▸ INPUT MATERIAL:
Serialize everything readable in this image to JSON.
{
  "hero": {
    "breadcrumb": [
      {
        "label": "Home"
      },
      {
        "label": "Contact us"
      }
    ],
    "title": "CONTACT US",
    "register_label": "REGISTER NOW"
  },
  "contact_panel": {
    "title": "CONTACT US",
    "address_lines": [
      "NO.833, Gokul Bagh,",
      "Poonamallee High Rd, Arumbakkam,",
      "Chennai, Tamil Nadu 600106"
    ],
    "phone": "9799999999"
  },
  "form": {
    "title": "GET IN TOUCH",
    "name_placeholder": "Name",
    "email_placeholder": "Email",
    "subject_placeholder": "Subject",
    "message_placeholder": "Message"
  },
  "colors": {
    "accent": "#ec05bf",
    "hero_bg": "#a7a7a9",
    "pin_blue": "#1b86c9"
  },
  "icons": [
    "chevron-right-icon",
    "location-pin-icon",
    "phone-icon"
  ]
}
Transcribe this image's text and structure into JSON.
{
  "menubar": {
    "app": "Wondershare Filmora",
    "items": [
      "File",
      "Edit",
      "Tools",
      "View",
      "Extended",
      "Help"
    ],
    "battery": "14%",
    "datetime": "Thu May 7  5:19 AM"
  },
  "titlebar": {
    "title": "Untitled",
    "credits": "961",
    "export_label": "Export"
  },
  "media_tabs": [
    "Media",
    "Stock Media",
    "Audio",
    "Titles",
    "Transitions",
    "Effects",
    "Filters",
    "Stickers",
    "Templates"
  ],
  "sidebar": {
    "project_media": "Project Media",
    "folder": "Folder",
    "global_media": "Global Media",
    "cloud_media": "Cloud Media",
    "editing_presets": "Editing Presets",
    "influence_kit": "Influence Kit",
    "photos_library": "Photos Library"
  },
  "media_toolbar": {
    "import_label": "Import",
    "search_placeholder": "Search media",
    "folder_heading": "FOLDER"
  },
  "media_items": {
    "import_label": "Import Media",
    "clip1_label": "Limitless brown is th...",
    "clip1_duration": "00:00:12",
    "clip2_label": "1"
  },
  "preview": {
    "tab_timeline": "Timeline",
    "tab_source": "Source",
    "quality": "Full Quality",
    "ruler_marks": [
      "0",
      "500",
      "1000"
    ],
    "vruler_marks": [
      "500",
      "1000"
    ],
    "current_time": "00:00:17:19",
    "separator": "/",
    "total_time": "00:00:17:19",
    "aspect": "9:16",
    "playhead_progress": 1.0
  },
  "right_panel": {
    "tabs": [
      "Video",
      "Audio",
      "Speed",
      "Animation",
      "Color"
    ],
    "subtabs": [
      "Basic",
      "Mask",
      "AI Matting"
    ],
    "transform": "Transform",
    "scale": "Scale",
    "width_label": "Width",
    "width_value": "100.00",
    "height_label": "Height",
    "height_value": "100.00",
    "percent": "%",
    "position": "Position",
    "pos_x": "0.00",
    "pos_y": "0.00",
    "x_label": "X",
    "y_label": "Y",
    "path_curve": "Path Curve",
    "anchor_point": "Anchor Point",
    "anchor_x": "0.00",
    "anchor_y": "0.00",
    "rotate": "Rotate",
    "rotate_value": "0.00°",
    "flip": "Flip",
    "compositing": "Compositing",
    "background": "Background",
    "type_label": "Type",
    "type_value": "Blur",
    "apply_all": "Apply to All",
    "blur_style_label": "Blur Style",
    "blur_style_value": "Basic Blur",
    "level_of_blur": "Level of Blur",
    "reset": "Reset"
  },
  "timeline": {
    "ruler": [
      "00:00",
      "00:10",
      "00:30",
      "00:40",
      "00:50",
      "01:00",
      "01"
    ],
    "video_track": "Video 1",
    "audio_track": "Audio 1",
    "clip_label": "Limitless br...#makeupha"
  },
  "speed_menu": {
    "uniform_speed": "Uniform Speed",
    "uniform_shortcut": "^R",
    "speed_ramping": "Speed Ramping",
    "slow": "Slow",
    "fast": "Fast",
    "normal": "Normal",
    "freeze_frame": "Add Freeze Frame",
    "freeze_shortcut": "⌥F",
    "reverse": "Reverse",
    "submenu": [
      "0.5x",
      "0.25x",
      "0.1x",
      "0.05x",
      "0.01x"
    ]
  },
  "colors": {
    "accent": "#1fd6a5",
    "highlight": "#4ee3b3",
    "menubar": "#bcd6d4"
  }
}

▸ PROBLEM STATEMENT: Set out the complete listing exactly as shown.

▸ ANSWER AREA:
Serialize everything readable in this image to JSON.
{
  "hero": {
    "breadcrumb": [
      {
        "label": "Home"
      },
      {
        "label": "Contact us"
      }
    ],
    "title": "CONTACT US",
    "register_label": "REGISTER NOW"
  },
  "contact_panel": {
    "title": "CONTACT US",
    "address_lines": [
      "NO.833, Gokul Bagh,",
      "Poonamallee High Rd, Arumbakkam,",
      "Chennai, Tamil Nadu 600106"
    ],
    "phone": "9799999999"
  },
  "form": {
    "title": "GET IN TOUCH",
    "name_placeholder": "Name",
    "email_placeholder": "Email",
    "subject_placeholder": "Subject",
    "message_placeholder": "Message"
  },
  "colors": {
    "accent": "#ec05bf",
    "hero_bg": "#a7a7a9",
    "pin_blue": "#1b86c9"
  },
  "icons": [
    "chevron-right-icon",
    "location-pin-icon",
    "phone-icon"
  ]
}
Transcribe this image's text and structure into JSON.
{
  "menubar": {
    "app": "Wondershare Filmora",
    "items": [
      "File",
      "Edit",
      "Tools",
      "View",
      "Extended",
      "Help"
    ],
    "battery": "14%",
    "datetime": "Thu May 7  5:19 AM"
  },
  "titlebar": {
    "title": "Untitled",
    "credits": "961",
    "export_label": "Export"
  },
  "media_tabs": [
    "Media",
    "Stock Media",
    "Audio",
    "Titles",
    "Transitions",
    "Effects",
    "Filters",
    "Stickers",
    "Templates"
  ],
  "sidebar": {
    "project_media": "Project Media",
    "folder": "Folder",
    "global_media": "Global Media",
    "cloud_media": "Cloud Media",
    "editing_presets": "Editing Presets",
    "influence_kit": "Influence Kit",
    "photos_library": "Photos Library"
  },
  "media_toolbar": {
    "import_label": "Import",
    "search_placeholder": "Search media",
    "folder_heading": "FOLDER"
  },
  "media_items": {
    "import_label": "Import Media",
    "clip1_label": "Limitless brown is th...",
    "clip1_duration": "00:00:12",
    "clip2_label": "1"
  },
  "preview": {
    "tab_timeline": "Timeline",
    "tab_source": "Source",
    "quality": "Full Quality",
    "ruler_marks": [
      "0",
      "500",
      "1000"
    ],
    "vruler_marks": [
      "500",
      "1000"
    ],
    "current_time": "00:00:17:19",
    "separator": "/",
    "total_time": "00:00:17:19",
    "aspect": "9:16",
    "playhead_progress": 1.0
  },
  "right_panel": {
    "tabs": [
      "Video",
      "Audio",
      "Speed",
      "Animation",
      "Color"
    ],
    "subtabs": [
      "Basic",
      "Mask",
      "AI Matting"
    ],
    "transform": "Transform",
    "scale": "Scale",
    "width_label": "Width",
    "width_value": "100.00",
    "height_label": "Height",
    "height_value": "100.00",
    "percent": "%",
    "position": "Position",
    "pos_x": "0.00",
    "pos_y": "0.00",
    "x_label": "X",
    "y_label": "Y",
    "path_curve": "Path Curve",
    "anchor_point": "Anchor Point",
    "anchor_x": "0.00",
    "anchor_y": "0.00",
    "rotate": "Rotate",
    "rotate_value": "0.00°",
    "flip": "Flip",
    "compositing": "Compositing",
    "background": "Background",
    "type_label": "Type",
    "type_value": "Blur",
    "apply_all": "Apply to All",
    "blur_style_label": "Blur Style",
    "blur_style_value": "Basic Blur",
    "level_of_blur": "Level of Blur",
    "reset": "Reset"
  },
  "timeline": {
    "ruler": [
      "00:00",
      "00:10",
      "00:30",
      "00:40",
      "00:50",
      "01:00",
      "01"
    ],
    "video_track": "Video 1",
    "audio_track": "Audio 1",
    "clip_label": "Limitless br...#makeupha"
  },
  "speed_menu": {
    "uniform_speed": "Uniform Speed",
    "uniform_shortcut": "^R",
    "speed_ramping": "Speed Ramping",
    "slow": "Slow",
    "fast": "Fast",
    "normal": "Normal",
    "freeze_frame": "Add Freeze Frame",
    "freeze_shortcut": "⌥F",
    "reverse": "Reverse",
    "submenu": [
      "0.5x",
      "0.25x",
      "0.1x",
      "0.05x",
      "0.01x"
    ]
  },
  "colors": {
    "accent": "#1fd6a5",
    "highlight": "#4ee3b3",
    "menubar": "#bcd6d4"
  }
}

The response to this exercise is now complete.